Input material Block Start

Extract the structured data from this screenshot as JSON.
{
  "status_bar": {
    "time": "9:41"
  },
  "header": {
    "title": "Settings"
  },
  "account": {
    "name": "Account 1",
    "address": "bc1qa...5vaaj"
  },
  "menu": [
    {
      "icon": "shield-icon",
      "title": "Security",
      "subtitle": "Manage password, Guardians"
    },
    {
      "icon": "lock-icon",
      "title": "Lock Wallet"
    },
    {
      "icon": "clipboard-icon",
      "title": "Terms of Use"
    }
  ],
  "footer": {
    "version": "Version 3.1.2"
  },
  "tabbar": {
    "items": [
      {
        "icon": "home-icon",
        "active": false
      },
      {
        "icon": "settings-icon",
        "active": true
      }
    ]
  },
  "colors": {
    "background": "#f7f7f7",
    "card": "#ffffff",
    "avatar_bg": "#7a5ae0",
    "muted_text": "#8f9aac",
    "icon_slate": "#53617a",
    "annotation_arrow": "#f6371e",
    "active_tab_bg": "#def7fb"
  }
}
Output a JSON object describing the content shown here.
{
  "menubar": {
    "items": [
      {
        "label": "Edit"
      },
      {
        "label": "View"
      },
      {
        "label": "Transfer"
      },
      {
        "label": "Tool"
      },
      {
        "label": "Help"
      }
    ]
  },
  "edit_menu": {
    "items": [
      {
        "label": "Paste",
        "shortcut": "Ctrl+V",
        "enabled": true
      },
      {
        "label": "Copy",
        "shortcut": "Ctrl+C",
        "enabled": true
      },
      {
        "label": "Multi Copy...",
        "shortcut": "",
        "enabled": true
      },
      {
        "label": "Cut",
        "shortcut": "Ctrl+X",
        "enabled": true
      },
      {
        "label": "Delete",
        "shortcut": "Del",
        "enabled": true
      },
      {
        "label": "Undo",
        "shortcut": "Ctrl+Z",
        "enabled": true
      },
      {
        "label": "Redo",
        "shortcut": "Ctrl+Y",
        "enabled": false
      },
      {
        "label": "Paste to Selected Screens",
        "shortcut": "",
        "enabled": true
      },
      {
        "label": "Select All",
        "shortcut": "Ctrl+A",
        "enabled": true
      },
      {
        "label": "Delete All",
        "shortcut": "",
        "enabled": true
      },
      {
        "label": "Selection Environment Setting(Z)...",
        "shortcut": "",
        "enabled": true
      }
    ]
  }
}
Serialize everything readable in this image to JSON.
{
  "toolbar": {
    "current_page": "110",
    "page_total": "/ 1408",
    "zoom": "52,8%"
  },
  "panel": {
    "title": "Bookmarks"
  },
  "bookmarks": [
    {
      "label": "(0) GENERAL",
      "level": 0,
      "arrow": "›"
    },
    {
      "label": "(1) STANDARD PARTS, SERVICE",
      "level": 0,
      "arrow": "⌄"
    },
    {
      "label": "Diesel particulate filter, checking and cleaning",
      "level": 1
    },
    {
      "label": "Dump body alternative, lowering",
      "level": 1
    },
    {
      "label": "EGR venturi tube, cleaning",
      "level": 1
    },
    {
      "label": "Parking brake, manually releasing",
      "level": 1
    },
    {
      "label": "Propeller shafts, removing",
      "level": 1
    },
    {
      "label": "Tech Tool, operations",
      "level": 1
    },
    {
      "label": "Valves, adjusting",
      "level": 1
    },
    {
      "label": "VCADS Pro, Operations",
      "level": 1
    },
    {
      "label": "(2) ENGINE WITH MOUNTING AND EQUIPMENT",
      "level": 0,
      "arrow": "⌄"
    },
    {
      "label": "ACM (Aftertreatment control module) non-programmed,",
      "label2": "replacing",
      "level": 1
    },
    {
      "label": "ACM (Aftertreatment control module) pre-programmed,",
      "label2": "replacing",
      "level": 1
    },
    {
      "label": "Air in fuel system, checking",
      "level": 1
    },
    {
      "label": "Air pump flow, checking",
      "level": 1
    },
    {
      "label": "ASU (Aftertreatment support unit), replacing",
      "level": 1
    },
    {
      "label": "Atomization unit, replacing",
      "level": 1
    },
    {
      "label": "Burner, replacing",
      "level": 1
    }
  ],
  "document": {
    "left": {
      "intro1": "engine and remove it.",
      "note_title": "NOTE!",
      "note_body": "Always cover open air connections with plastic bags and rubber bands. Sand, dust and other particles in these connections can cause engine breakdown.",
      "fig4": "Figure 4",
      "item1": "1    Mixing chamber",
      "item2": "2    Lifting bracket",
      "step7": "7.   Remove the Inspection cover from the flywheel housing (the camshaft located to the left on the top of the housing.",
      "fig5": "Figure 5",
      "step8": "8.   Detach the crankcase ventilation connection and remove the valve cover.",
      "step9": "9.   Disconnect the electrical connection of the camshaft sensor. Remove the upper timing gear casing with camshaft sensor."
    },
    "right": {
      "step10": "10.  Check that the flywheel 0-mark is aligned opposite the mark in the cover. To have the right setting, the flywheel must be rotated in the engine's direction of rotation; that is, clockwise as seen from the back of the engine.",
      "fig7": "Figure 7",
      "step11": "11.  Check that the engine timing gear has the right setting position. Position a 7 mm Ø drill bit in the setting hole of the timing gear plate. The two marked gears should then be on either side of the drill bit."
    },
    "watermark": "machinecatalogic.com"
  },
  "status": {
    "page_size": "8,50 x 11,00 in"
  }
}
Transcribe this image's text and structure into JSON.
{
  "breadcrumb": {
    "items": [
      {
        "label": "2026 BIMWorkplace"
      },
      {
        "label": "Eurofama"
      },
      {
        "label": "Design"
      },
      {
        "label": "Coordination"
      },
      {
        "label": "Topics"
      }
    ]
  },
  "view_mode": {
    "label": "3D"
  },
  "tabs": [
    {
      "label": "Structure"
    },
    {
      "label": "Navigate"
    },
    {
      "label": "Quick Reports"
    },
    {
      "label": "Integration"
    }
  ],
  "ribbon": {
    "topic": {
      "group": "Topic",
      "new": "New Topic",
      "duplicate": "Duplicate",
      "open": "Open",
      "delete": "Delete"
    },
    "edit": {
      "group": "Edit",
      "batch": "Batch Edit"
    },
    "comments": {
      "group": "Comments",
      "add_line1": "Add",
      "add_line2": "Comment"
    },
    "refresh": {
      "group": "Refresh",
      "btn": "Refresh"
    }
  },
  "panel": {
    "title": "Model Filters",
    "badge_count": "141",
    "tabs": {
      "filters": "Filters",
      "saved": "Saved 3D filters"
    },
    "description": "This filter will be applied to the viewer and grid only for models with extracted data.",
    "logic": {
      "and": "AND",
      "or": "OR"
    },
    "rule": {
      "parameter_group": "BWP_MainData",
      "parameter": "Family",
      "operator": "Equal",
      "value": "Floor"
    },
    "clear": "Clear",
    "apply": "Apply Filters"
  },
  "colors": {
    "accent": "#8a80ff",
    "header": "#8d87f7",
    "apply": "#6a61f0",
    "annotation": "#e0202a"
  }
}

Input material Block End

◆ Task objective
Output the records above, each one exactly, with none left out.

◆ Answer box
Extract the structured data from this screenshot as JSON.
{
  "status_bar": {
    "time": "9:41"
  },
  "header": {
    "title": "Settings"
  },
  "account": {
    "name": "Account 1",
    "address": "bc1qa...5vaaj"
  },
  "menu": [
    {
      "icon": "shield-icon",
      "title": "Security",
      "subtitle": "Manage password, Guardians"
    },
    {
      "icon": "lock-icon",
      "title": "Lock Wallet"
    },
    {
      "icon": "clipboard-icon",
      "title": "Terms of Use"
    }
  ],
  "footer": {
    "version": "Version 3.1.2"
  },
  "tabbar": {
    "items": [
      {
        "icon": "home-icon",
        "active": false
      },
      {
        "icon": "settings-icon",
        "active": true
      }
    ]
  },
  "colors": {
    "background": "#f7f7f7",
    "card": "#ffffff",
    "avatar_bg": "#7a5ae0",
    "muted_text": "#8f9aac",
    "icon_slate": "#53617a",
    "annotation_arrow": "#f6371e",
    "active_tab_bg": "#def7fb"
  }
}
Output a JSON object describing the content shown here.
{
  "menubar": {
    "items": [
      {
        "label": "Edit"
      },
      {
        "label": "View"
      },
      {
        "label": "Transfer"
      },
      {
        "label": "Tool"
      },
      {
        "label": "Help"
      }
    ]
  },
  "edit_menu": {
    "items": [
      {
        "label": "Paste",
        "shortcut": "Ctrl+V",
        "enabled": true
      },
      {
        "label": "Copy",
        "shortcut": "Ctrl+C",
        "enabled": true
      },
      {
        "label": "Multi Copy...",
        "shortcut": "",
        "enabled": true
      },
      {
        "label": "Cut",
        "shortcut": "Ctrl+X",
        "enabled": true
      },
      {
        "label": "Delete",
        "shortcut": "Del",
        "enabled": true
      },
      {
        "label": "Undo",
        "shortcut": "Ctrl+Z",
        "enabled": true
      },
      {
        "label": "Redo",
        "shortcut": "Ctrl+Y",
        "enabled": false
      },
      {
        "label": "Paste to Selected Screens",
        "shortcut": "",
        "enabled": true
      },
      {
        "label": "Select All",
        "shortcut": "Ctrl+A",
        "enabled": true
      },
      {
        "label": "Delete All",
        "shortcut": "",
        "enabled": true
      },
      {
        "label": "Selection Environment Setting(Z)...",
        "shortcut": "",
        "enabled": true
      }
    ]
  }
}
Serialize everything readable in this image to JSON.
{
  "toolbar": {
    "current_page": "110",
    "page_total": "/ 1408",
    "zoom": "52,8%"
  },
  "panel": {
    "title": "Bookmarks"
  },
  "bookmarks": [
    {
      "label": "(0) GENERAL",
      "level": 0,
      "arrow": "›"
    },
    {
      "label": "(1) STANDARD PARTS, SERVICE",
      "level": 0,
      "arrow": "⌄"
    },
    {
      "label": "Diesel particulate filter, checking and cleaning",
      "level": 1
    },
    {
      "label": "Dump body alternative, lowering",
      "level": 1
    },
    {
      "label": "EGR venturi tube, cleaning",
      "level": 1
    },
    {
      "label": "Parking brake, manually releasing",
      "level": 1
    },
    {
      "label": "Propeller shafts, removing",
      "level": 1
    },
    {
      "label": "Tech Tool, operations",
      "level": 1
    },
    {
      "label": "Valves, adjusting",
      "level": 1
    },
    {
      "label": "VCADS Pro, Operations",
      "level": 1
    },
    {
      "label": "(2) ENGINE WITH MOUNTING AND EQUIPMENT",
      "level": 0,
      "arrow": "⌄"
    },
    {
      "label": "ACM (Aftertreatment control module) non-programmed,",
      "label2": "replacing",
      "level": 1
    },
    {
      "label": "ACM (Aftertreatment control module) pre-programmed,",
      "label2": "replacing",
      "level": 1
    },
    {
      "label": "Air in fuel system, checking",
      "level": 1
    },
    {
      "label": "Air pump flow, checking",
      "level": 1
    },
    {
      "label": "ASU (Aftertreatment support unit), replacing",
      "level": 1
    },
    {
      "label": "Atomization unit, replacing",
      "level": 1
    },
    {
      "label": "Burner, replacing",
      "level": 1
    }
  ],
  "document": {
    "left": {
      "intro1": "engine and remove it.",
      "note_title": "NOTE!",
      "note_body": "Always cover open air connections with plastic bags and rubber bands. Sand, dust and other particles in these connections can cause engine breakdown.",
      "fig4": "Figure 4",
      "item1": "1    Mixing chamber",
      "item2": "2    Lifting bracket",
      "step7": "7.   Remove the Inspection cover from the flywheel housing (the camshaft located to the left on the top of the housing.",
      "fig5": "Figure 5",
      "step8": "8.   Detach the crankcase ventilation connection and remove the valve cover.",
      "step9": "9.   Disconnect the electrical connection of the camshaft sensor. Remove the upper timing gear casing with camshaft sensor."
    },
    "right": {
      "step10": "10.  Check that the flywheel 0-mark is aligned opposite the mark in the cover. To have the right setting, the flywheel must be rotated in the engine's direction of rotation; that is, clockwise as seen from the back of the engine.",
      "fig7": "Figure 7",
      "step11": "11.  Check that the engine timing gear has the right setting position. Position a 7 mm Ø drill bit in the setting hole of the timing gear plate. The two marked gears should then be on either side of the drill bit."
    },
    "watermark": "machinecatalogic.com"
  },
  "status": {
    "page_size": "8,50 x 11,00 in"
  }
}
Transcribe this image's text and structure into JSON.
{
  "breadcrumb": {
    "items": [
      {
        "label": "2026 BIMWorkplace"
      },
      {
        "label": "Eurofama"
      },
      {
        "label": "Design"
      },
      {
        "label": "Coordination"
      },
      {
        "label": "Topics"
      }
    ]
  },
  "view_mode": {
    "label": "3D"
  },
  "tabs": [
    {
      "label": "Structure"
    },
    {
      "label": "Navigate"
    },
    {
      "label": "Quick Reports"
    },
    {
      "label": "Integration"
    }
  ],
  "ribbon": {
    "topic": {
      "group": "Topic",
      "new": "New Topic",
      "duplicate": "Duplicate",
      "open": "Open",
      "delete": "Delete"
    },
    "edit": {
      "group": "Edit",
      "batch": "Batch Edit"
    },
    "comments": {
      "group": "Comments",
      "add_line1": "Add",
      "add_line2": "Comment"
    },
    "refresh": {
      "group": "Refresh",
      "btn": "Refresh"
    }
  },
  "panel": {
    "title": "Model Filters",
    "badge_count": "141",
    "tabs": {
      "filters": "Filters",
      "saved": "Saved 3D filters"
    },
    "description": "This filter will be applied to the viewer and grid only for models with extracted data.",
    "logic": {
      "and": "AND",
      "or": "OR"
    },
    "rule": {
      "parameter_group": "BWP_MainData",
      "parameter": "Family",
      "operator": "Equal",
      "value": "Floor"
    },
    "clear": "Clear",
    "apply": "Apply Filters"
  },
  "colors": {
    "accent": "#8a80ff",
    "header": "#8d87f7",
    "apply": "#6a61f0",
    "annotation": "#e0202a"
  }
}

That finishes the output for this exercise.